* _The problem_:
Check each line of the data, and copy those where "quantity" appears.

[Excerpts from an interface dataset]
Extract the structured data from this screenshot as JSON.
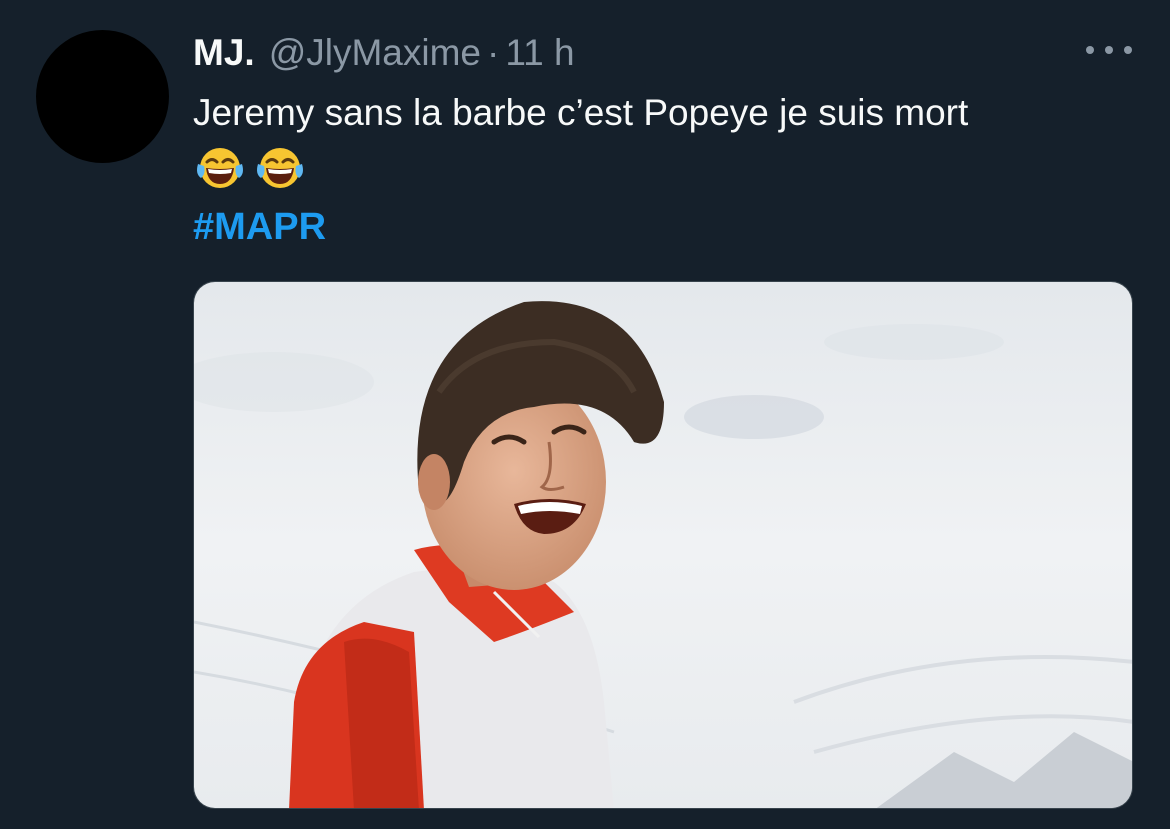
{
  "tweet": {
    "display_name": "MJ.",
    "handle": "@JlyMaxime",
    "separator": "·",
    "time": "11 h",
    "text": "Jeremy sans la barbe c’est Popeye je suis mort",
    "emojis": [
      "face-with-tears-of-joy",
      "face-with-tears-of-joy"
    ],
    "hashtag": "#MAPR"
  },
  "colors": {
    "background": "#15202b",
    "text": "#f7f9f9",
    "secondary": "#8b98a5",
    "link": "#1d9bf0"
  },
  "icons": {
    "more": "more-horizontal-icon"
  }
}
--
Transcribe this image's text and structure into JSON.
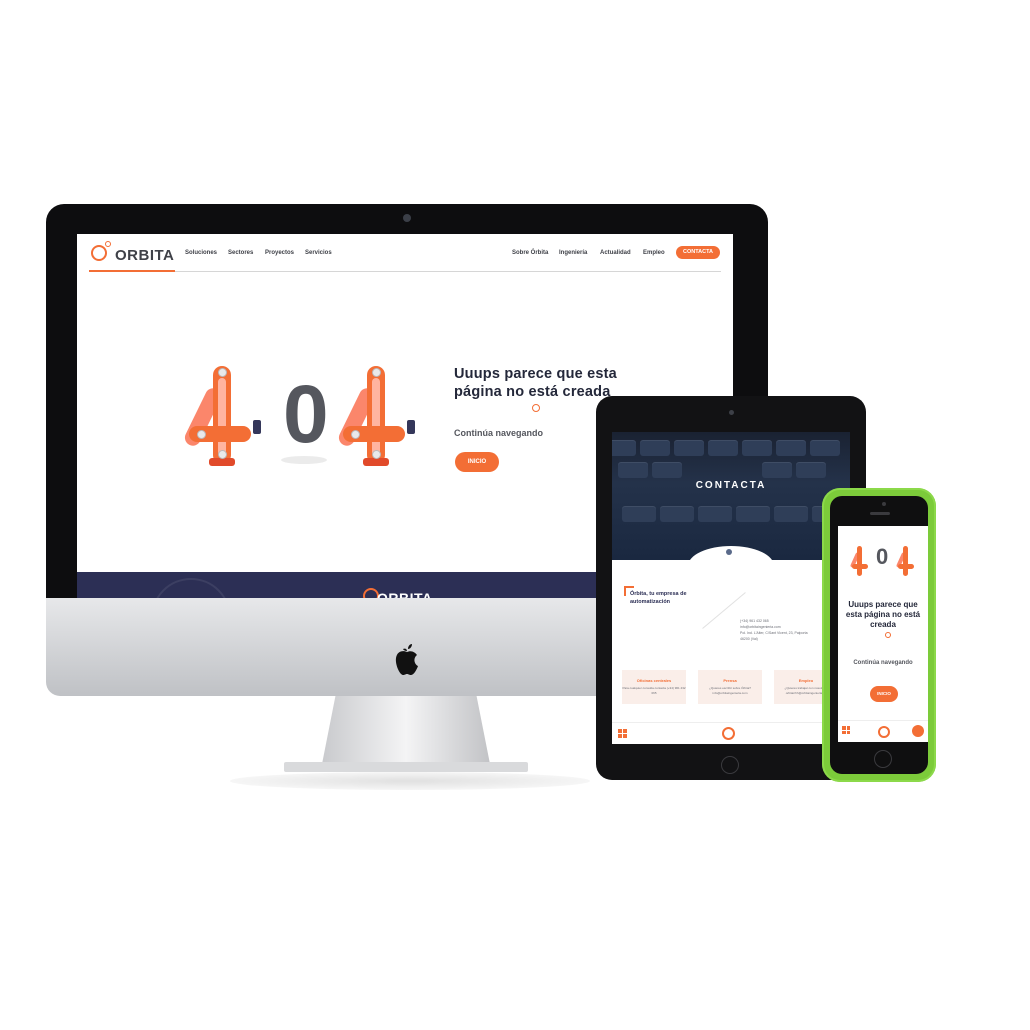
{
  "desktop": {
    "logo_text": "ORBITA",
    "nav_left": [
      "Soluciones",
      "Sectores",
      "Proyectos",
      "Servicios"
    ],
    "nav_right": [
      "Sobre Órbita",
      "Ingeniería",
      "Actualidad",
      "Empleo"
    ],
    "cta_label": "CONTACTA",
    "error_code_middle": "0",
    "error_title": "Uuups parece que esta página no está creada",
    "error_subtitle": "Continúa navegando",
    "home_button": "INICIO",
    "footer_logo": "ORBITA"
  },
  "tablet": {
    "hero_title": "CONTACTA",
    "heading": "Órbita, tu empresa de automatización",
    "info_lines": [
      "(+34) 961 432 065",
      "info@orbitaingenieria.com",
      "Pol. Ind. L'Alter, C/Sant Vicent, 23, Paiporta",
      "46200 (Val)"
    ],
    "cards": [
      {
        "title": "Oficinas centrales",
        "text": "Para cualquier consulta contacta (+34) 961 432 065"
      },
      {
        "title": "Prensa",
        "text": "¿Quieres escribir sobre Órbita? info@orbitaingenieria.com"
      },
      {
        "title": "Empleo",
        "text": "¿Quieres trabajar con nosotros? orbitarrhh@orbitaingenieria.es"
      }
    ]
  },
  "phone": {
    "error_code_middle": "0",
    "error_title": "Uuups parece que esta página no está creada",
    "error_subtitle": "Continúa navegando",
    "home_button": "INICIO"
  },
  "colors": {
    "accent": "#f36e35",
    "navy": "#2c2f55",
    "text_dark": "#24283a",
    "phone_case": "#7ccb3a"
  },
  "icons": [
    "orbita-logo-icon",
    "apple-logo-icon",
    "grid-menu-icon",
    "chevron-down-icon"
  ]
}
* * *
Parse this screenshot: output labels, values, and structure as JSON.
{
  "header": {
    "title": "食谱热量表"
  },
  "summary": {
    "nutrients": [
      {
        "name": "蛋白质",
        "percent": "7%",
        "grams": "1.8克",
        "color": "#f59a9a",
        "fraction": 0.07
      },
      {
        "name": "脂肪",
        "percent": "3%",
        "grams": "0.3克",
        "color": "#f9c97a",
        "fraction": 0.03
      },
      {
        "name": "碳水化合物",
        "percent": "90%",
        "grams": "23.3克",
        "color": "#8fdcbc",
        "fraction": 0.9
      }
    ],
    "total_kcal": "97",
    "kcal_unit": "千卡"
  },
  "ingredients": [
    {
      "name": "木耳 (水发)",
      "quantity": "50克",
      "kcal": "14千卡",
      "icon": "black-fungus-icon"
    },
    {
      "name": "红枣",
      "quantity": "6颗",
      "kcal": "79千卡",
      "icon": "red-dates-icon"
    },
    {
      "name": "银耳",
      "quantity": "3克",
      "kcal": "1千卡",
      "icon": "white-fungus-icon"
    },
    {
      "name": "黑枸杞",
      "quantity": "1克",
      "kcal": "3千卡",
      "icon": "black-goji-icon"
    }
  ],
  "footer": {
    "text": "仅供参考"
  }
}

* _Answer section_:
      "quantity": "50克",
      "quantity": "6颗",
      "quantity": "3克",
      "quantity": "1克",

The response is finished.